I found that my symptoms varied widely while I was recovering. The feeling of pressure in my head and the fuzzy brain were common throughout. I also have trouble with fluorescent and LED lights, which are basically the only types we have in my house.

Early on I felt incredibly mentally fatigued. I slept so much that my body was probably the best-rested it has ever been. However, this was also when the sleep apnia started kicking in. If you’re not familiar with sleep apnia, it’s where your body stops breathing until your brain wakes up to kick it back into action. It can be terrifying. I found that doing 10 minutes of exercise before bed cleared this right up for me.

Once that started wearing off, I became hyper-aware of my brain chemical levels. If I was hungry, I was unable to put off eating for more than 5 minutes without getting a headache. The same was true if my blood sugar was low, if I hadn’t had enough salt recently, if I needed water, if I needed caffeine, or if I needed protein. Each of these had its own distinct type of headache that I came to recognize over the course of about a week. This is subsiding right now, but still present.

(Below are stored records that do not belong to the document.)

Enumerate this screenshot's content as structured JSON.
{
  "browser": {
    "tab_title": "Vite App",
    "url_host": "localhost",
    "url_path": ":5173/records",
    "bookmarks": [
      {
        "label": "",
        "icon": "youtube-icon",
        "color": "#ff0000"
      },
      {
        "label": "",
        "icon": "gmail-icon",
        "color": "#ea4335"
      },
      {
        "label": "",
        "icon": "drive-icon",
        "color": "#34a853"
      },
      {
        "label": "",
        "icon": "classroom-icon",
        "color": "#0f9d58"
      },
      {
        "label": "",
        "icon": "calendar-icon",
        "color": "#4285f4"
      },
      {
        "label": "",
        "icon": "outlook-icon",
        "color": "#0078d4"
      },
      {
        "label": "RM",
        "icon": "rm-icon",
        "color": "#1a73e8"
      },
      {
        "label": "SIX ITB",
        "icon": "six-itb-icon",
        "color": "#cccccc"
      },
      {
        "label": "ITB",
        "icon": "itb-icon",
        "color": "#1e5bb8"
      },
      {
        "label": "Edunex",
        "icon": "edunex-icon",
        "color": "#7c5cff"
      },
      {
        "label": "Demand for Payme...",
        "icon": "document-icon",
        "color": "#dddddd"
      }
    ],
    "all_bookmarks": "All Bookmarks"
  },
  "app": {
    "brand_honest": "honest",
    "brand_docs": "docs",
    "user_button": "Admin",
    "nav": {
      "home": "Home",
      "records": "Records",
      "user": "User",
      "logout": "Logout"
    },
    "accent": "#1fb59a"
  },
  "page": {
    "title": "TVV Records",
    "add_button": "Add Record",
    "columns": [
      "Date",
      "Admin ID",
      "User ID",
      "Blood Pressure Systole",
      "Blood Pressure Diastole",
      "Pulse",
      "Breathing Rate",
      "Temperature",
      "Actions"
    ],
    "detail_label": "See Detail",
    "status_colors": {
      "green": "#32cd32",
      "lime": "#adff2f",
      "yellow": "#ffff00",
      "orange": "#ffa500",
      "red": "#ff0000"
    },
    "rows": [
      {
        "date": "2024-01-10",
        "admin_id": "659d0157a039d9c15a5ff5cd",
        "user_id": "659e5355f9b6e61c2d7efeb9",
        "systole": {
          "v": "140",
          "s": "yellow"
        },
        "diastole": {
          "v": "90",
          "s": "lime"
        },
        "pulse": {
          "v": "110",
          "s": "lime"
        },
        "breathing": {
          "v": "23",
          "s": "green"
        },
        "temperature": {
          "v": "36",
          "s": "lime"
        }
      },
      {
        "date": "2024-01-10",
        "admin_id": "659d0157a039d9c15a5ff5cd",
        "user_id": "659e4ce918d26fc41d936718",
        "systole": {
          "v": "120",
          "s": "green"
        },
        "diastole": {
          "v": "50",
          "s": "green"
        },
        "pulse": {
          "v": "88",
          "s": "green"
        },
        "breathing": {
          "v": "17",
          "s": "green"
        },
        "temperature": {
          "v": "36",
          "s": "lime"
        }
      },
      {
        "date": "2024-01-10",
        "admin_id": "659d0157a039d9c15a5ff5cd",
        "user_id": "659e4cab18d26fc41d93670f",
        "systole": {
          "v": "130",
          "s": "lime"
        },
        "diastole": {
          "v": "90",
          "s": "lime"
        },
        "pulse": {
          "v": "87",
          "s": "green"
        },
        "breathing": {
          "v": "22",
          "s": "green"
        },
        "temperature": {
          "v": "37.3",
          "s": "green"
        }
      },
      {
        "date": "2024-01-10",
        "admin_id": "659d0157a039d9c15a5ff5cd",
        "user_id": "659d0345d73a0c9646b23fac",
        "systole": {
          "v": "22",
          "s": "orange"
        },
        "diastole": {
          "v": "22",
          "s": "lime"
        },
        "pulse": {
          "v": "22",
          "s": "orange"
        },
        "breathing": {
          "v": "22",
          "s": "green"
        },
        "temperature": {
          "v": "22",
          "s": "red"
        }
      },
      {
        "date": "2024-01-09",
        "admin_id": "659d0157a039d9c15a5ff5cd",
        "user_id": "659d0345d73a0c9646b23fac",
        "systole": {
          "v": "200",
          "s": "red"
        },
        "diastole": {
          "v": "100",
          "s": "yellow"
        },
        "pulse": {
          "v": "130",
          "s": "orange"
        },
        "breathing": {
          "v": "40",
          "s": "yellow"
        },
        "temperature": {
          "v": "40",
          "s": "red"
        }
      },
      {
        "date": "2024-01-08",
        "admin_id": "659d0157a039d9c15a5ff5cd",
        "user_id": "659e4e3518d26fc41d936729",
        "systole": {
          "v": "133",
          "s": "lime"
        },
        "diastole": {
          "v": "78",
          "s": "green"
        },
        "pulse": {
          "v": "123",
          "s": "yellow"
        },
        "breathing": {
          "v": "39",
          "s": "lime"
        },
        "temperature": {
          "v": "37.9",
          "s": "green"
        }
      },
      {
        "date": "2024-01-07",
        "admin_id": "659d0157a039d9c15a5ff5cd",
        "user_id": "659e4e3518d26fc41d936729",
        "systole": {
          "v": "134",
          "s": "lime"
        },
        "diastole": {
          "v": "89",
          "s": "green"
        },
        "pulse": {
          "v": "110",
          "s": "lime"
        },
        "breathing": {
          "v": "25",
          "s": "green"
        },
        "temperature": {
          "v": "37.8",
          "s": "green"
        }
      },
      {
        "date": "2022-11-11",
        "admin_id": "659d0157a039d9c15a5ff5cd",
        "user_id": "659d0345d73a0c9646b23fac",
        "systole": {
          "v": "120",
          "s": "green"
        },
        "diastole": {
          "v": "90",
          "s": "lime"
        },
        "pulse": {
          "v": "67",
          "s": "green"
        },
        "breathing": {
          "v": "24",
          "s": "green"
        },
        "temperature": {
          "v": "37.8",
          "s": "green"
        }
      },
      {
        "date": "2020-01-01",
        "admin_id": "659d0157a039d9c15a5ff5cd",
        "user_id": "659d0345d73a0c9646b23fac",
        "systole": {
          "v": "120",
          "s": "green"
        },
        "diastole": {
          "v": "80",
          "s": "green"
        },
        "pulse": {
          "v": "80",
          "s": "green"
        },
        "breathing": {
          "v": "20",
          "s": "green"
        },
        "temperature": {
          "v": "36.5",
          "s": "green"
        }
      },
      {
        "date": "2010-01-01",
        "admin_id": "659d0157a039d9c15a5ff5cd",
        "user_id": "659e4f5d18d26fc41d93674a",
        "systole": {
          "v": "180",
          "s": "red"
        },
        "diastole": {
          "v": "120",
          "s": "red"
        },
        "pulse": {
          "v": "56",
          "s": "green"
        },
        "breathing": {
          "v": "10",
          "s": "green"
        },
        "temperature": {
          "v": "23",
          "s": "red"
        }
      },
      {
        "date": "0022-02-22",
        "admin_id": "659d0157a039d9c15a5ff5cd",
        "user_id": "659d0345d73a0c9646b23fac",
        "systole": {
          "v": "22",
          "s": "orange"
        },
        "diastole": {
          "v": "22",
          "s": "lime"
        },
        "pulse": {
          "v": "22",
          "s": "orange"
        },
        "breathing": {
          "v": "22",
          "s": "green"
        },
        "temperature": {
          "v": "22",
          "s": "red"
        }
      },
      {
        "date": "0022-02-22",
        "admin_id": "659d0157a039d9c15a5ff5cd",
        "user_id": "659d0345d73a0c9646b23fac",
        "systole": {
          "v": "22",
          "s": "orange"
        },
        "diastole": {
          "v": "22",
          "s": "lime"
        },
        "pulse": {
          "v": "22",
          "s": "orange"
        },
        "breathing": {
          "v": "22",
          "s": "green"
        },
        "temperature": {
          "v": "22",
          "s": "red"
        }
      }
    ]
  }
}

At this point, after 3 weeks of recovery, I’m back at work part-time, hoping to go up to full sometime next week. I have some special glasses that my partner got me to cut out some blue light, which helps with screens. I can think pretty well again, though my memory isn’t perfect. I can read, though I need to hold back, because I can easily read enough to give myself a headache. It’ll probably be another week or two before I’m at 100%, assuming that I get there.

90% of people recover from a concussion within a month. Of the remainder, most recover within three months. Some people never recover. I am very grateful to be on the track to recovery.

More Art from the New Project

 

So many Lunars 400 LUNARS

While I’m working on Beneath the White City, please enjoy a random generator I made that has 400 Lunar names, totems, and roles, which I call:

400 Lunars

And which you can find at https://colin-fredericks.github.io/ex3-400-lunars/

Perfect for when your damnfool Solars stumble across a moot of 30 irritable predator-god moon-beasts and suddenly you need to come up with 30 animals off the top of your head.

Many thanks to Sarah Lancaster for helping me come up with a substantial portion of the list.

End of Echoes

That’s it for Echoes of the Godkiller! As usual, there will be a hiatus while I work on the next setting and other things.

Next up is Beneath the White City. It’ll be a less action-filled setting in the North, focused on tight scenes filled with choices, virtues, and investigation.

Status Update: Echoes of the Godkiller

I’ve finally completed all of the character backgrounds, and some small percentage of the rest of the info.

The slowness of my progress in this setting is not because it’s super-difficult to write these characters (the way it was with Project X and the original Splinter) or because of my tendons (the way it was with Shores and Red Jade Canyon). It’s because I’ve been involved in a lot of other things in my life, which have taken up so much of my time. I’m glad that those efforts have been effective. I’d rather be writing, but I’d also rather that my friends were safe and healthy. Priorities.